* _PROMPT_
Look through the listing below for the string "rank". Show each line where it occurs.

---

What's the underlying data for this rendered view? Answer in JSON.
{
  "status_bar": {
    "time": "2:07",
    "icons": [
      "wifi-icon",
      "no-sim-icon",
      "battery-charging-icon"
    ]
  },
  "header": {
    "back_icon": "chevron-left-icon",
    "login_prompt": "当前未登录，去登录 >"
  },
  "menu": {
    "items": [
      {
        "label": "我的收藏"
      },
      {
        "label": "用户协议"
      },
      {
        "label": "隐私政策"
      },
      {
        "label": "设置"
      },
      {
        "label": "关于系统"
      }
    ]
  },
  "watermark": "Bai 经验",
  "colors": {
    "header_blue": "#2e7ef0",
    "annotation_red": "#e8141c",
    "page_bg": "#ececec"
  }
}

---

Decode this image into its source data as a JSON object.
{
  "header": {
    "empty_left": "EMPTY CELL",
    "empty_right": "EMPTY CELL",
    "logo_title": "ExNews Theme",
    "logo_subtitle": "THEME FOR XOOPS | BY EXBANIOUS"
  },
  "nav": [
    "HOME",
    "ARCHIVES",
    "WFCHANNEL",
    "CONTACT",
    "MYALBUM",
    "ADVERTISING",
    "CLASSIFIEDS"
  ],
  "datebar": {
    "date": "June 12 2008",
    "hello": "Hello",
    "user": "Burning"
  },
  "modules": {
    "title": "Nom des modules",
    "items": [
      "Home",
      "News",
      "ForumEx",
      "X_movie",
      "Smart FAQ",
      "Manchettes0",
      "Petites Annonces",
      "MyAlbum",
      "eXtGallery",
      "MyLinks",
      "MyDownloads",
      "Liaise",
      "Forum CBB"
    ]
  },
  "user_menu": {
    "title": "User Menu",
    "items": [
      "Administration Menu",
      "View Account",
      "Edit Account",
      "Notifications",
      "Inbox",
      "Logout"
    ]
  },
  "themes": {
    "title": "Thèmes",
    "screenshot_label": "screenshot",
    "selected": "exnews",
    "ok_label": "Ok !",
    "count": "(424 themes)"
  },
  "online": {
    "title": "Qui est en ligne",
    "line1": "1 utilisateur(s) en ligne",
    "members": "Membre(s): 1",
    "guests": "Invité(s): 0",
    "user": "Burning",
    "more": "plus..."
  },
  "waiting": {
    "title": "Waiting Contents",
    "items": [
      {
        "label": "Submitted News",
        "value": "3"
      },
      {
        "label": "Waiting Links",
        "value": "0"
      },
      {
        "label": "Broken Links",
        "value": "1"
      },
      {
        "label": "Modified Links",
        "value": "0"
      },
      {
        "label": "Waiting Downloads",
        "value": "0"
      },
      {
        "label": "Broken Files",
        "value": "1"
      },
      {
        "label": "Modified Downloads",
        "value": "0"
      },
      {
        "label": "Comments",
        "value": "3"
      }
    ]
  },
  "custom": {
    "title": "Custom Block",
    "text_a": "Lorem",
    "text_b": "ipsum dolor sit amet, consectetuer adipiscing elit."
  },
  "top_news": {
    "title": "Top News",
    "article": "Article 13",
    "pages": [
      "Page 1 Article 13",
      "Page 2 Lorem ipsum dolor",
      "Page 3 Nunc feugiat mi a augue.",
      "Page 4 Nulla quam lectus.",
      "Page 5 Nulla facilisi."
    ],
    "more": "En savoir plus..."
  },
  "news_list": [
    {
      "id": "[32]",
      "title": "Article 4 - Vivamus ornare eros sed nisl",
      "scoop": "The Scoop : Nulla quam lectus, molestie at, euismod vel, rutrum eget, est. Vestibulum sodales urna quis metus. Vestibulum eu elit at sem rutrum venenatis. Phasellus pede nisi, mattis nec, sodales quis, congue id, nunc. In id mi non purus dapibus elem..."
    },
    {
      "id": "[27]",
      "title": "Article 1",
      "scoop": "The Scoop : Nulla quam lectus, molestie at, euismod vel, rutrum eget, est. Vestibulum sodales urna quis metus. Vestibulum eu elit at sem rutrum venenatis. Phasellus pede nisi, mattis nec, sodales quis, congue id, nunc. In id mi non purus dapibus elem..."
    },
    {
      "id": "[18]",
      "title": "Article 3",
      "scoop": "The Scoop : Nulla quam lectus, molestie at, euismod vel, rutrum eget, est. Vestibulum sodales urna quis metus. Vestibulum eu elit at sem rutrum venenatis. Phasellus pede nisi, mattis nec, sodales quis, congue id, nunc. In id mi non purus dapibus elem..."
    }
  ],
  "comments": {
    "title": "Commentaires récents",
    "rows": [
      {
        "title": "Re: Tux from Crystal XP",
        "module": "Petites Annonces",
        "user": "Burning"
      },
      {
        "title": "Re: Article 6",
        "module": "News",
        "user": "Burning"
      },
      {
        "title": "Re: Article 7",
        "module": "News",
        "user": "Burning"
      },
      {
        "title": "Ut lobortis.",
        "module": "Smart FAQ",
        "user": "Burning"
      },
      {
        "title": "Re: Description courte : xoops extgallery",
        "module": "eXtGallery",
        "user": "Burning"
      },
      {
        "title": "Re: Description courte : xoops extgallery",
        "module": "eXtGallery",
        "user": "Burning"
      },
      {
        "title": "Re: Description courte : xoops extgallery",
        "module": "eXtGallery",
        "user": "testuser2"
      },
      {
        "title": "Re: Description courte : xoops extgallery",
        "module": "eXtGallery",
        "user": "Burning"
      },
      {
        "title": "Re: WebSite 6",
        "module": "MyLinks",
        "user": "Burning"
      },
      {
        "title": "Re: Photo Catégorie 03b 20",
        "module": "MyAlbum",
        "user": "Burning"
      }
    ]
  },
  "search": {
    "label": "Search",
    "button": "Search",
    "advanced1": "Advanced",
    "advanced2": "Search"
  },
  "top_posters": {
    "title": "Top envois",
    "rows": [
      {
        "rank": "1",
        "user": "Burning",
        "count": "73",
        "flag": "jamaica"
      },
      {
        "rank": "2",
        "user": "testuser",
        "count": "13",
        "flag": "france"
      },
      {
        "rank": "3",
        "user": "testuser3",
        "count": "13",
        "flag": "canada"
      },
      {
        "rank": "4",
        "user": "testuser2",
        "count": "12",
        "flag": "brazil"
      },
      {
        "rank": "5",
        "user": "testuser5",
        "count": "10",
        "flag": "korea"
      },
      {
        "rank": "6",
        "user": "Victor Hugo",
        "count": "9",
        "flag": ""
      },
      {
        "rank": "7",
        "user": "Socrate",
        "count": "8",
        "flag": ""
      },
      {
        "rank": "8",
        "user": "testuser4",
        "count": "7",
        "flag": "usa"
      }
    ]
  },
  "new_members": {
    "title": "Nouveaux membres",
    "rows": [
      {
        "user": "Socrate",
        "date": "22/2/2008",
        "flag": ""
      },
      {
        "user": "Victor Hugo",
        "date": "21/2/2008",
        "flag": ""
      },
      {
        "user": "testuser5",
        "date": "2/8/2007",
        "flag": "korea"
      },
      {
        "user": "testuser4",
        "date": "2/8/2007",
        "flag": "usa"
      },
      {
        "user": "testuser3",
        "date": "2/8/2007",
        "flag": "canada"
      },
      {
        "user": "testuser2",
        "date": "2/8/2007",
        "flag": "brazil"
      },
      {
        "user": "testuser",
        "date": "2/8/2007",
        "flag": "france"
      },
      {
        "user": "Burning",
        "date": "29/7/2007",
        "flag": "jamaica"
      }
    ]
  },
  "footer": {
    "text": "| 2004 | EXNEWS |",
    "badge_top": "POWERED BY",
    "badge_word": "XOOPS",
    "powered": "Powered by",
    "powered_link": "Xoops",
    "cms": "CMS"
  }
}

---

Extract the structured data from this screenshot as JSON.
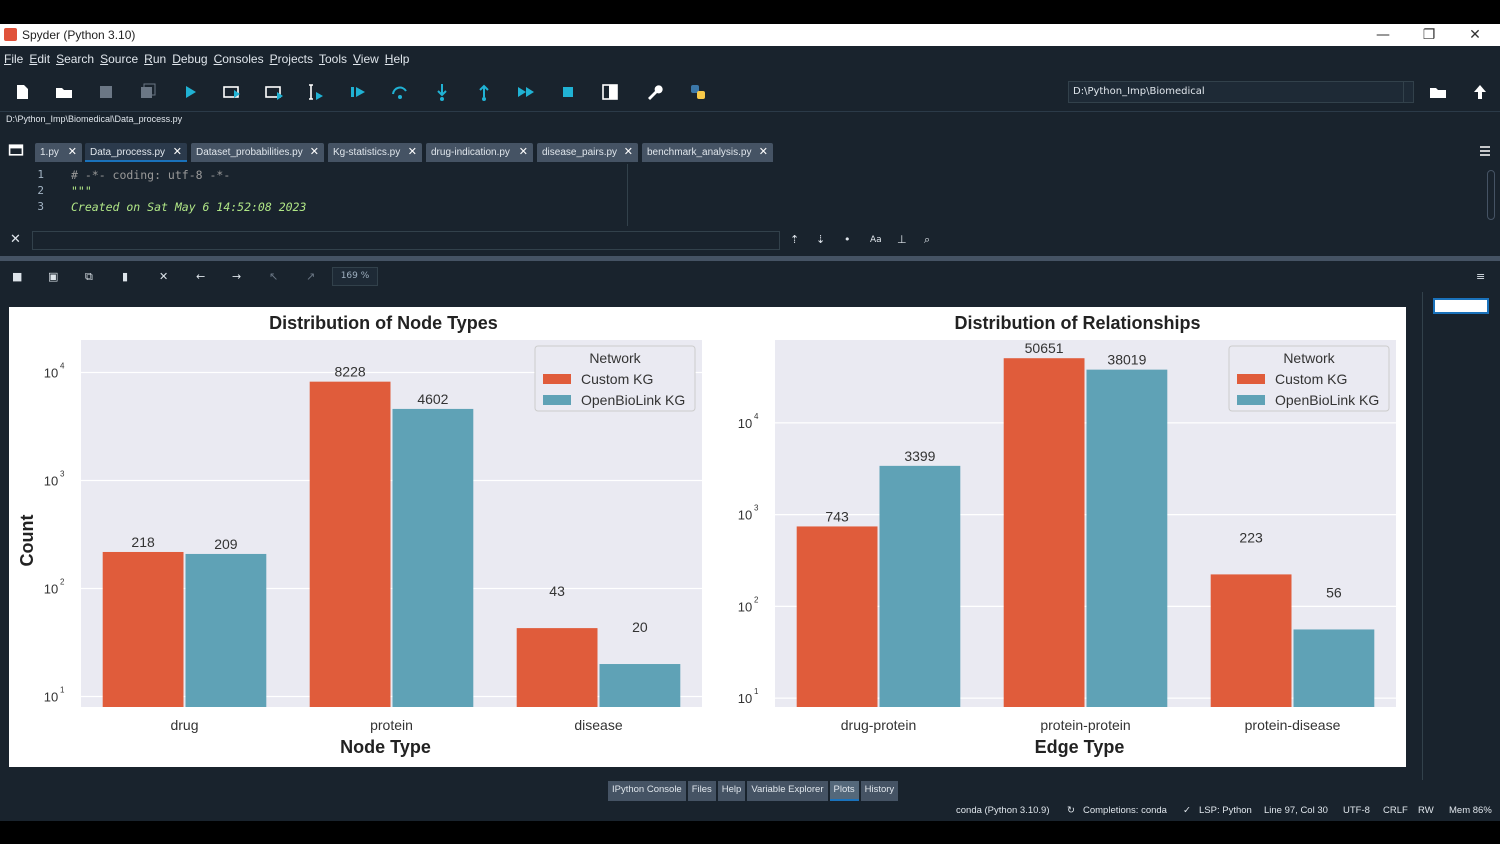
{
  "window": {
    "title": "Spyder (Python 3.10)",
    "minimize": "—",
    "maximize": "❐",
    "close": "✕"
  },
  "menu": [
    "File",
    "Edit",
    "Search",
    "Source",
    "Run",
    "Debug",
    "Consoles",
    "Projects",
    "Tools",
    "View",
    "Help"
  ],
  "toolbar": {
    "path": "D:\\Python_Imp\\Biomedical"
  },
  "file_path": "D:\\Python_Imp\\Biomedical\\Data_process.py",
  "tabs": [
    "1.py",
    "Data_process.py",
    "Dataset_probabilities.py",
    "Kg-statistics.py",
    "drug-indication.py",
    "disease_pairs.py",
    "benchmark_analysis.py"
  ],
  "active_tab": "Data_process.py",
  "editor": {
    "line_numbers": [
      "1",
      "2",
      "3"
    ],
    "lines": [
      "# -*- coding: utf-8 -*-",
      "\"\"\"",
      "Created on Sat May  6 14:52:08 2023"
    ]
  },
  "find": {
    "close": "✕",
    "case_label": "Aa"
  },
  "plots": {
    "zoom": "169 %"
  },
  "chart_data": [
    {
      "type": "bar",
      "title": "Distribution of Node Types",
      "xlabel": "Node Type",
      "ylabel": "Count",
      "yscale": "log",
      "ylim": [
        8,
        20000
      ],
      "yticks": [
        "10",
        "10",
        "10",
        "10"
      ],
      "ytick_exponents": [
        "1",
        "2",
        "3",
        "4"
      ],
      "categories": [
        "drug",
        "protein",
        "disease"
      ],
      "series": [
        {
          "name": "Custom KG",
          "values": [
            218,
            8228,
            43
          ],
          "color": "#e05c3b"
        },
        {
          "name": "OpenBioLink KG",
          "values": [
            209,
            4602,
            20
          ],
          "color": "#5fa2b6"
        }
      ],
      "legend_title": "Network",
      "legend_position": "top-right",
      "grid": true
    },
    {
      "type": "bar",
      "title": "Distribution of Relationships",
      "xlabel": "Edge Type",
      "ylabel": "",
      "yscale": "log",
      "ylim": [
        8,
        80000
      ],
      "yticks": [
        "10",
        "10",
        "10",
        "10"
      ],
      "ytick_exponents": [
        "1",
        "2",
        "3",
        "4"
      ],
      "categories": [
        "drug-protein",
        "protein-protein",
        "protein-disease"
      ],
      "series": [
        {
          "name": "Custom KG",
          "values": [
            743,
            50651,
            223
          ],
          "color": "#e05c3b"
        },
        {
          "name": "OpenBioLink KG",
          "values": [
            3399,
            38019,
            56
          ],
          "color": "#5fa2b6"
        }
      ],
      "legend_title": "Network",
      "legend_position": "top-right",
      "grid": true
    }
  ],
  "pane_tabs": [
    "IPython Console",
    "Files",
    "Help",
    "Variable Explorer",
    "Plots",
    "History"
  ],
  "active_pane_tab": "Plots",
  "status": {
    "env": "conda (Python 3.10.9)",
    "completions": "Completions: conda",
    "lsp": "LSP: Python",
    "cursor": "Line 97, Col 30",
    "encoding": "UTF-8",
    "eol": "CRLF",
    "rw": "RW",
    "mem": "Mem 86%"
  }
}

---

* _RESULT_
        "rank": "1",
        "rank": "2",
        "rank": "3",
        "rank": "4",
        "rank": "5",
        "rank": "6",
        "rank": "7",
        "rank": "8",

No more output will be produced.